Wait until you see the pants-wettingly funny thing that happens when you click the link below when you're in IE! Can you guess what will happen? We doubt it. What is the very very very very very very very very very very very very LAST thing you would expect to happen???????!!!!!!!! Well, guess what? THAT IS EXACTLY WHAT HAPPENS!!! Did you guess it yet? Well, here it is. When you click the link in IE, they frickin' send you over to their arch-rivals: FIREFOX!!!!!!!!!!!!!!!!!!!!!!!!!!!! Seriously, folks! It's January 2011 and that is what Internet Explorer 8 just did. (It is said that Microsoft has added support for true XHTML in IE9 as opposed to just the versions served as HTML. But this doesn't make their IE7 and IE8 joke on Firefox any less funny!) It's like they consider XHTML a Halloween bag of burning dog poop and they want the Firefox people to be the suckers that come running out onto their porches after the doorbell rings to stomp on the burning crap!!!!!!!!!! LOL LOL lol lol rotfl lmao bwl :D :D :D :D ROTFL!!!
So does it work on Firefox?
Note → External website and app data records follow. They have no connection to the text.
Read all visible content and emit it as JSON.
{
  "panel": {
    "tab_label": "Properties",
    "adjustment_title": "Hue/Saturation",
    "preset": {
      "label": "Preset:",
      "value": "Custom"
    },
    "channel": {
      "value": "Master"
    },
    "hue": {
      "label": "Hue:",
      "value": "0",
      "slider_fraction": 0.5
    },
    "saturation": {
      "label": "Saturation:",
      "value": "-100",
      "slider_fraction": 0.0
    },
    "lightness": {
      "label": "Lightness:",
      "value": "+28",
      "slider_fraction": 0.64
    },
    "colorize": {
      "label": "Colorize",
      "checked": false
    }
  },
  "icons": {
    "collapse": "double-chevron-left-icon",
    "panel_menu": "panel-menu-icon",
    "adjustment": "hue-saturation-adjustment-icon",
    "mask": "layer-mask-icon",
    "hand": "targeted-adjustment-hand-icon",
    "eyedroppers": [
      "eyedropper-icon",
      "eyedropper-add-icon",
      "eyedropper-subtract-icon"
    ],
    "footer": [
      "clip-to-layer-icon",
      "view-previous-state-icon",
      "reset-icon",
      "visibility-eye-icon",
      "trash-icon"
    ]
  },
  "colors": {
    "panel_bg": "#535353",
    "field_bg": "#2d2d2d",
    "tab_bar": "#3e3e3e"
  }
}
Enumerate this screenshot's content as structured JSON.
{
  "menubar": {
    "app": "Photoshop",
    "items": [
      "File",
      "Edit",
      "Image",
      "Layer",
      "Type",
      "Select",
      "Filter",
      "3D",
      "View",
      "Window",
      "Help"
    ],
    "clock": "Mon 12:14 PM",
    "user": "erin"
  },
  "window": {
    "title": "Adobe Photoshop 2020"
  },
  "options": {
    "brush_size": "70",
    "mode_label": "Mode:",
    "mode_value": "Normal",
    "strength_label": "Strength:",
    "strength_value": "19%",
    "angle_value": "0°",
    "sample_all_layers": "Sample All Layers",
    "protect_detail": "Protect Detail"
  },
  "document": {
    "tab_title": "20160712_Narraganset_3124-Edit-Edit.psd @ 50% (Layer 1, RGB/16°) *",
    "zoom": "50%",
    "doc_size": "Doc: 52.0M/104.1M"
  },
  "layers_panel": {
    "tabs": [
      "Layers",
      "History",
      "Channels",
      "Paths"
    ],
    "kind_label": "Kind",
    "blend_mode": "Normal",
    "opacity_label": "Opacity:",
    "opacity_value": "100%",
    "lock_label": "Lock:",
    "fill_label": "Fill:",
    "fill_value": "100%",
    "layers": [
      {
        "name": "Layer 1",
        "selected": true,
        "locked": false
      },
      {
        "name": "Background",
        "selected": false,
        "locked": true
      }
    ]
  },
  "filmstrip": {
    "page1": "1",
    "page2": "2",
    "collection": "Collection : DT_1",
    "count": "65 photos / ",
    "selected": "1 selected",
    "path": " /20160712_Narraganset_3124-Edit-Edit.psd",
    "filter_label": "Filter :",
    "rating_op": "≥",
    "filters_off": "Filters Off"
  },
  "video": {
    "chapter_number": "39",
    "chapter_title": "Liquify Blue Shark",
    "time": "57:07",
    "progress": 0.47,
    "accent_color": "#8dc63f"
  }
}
Sure, if you make no errors. When Firefox needed to be burning the midnight oil remedying their pathetic support for video viewing, they were, instead, wasting it on XHTML. Microsoft knew better. Can't you just see ol' Bill Gates grabbing his groin as he says: "web standards? web standards? I got your web standards . . . RIGHT HERE!"? Ya gotta love it!!! This whole thing is rich! Just rich! What happens to would-be IE XHTML viewers that have no other browser installed? We haven't the slightest idea! (But don't be surprised if you see smoke pouring out of the back of your computer! LOL!!!)
Okay, since you're probably weary of exclamaion points and wisecracks, go ahead: "make my day" and "are you feelin' lucky?" (Dirty Harry). Go ahead—click the link below:
Here is the result: my_xhtml_file_written_with_php.xhtml
IMPORTANT NOTE: To see anything on an XHTML page, you must have IE9 or something non-IE. Or simply change the code below so it saves the page with an .html extension.
$p="<!DOCTYPE html PUBLIC \"-//W3C//DTD XHTML 1.0 Transitional//EN\"
<html xmlns=\"http://www.w3.org/1999/xhtml\"> \n
<title>my xhtml file written with php</title>\n
<p>This is the xhtml file written by a php page.<br />\n\n
How do you like it?<br />\n\n
Here is a link: <a href='index.html'>home</a>.
$a = fopen("my_xhtml_file_written_with_php.xhtml", 'w');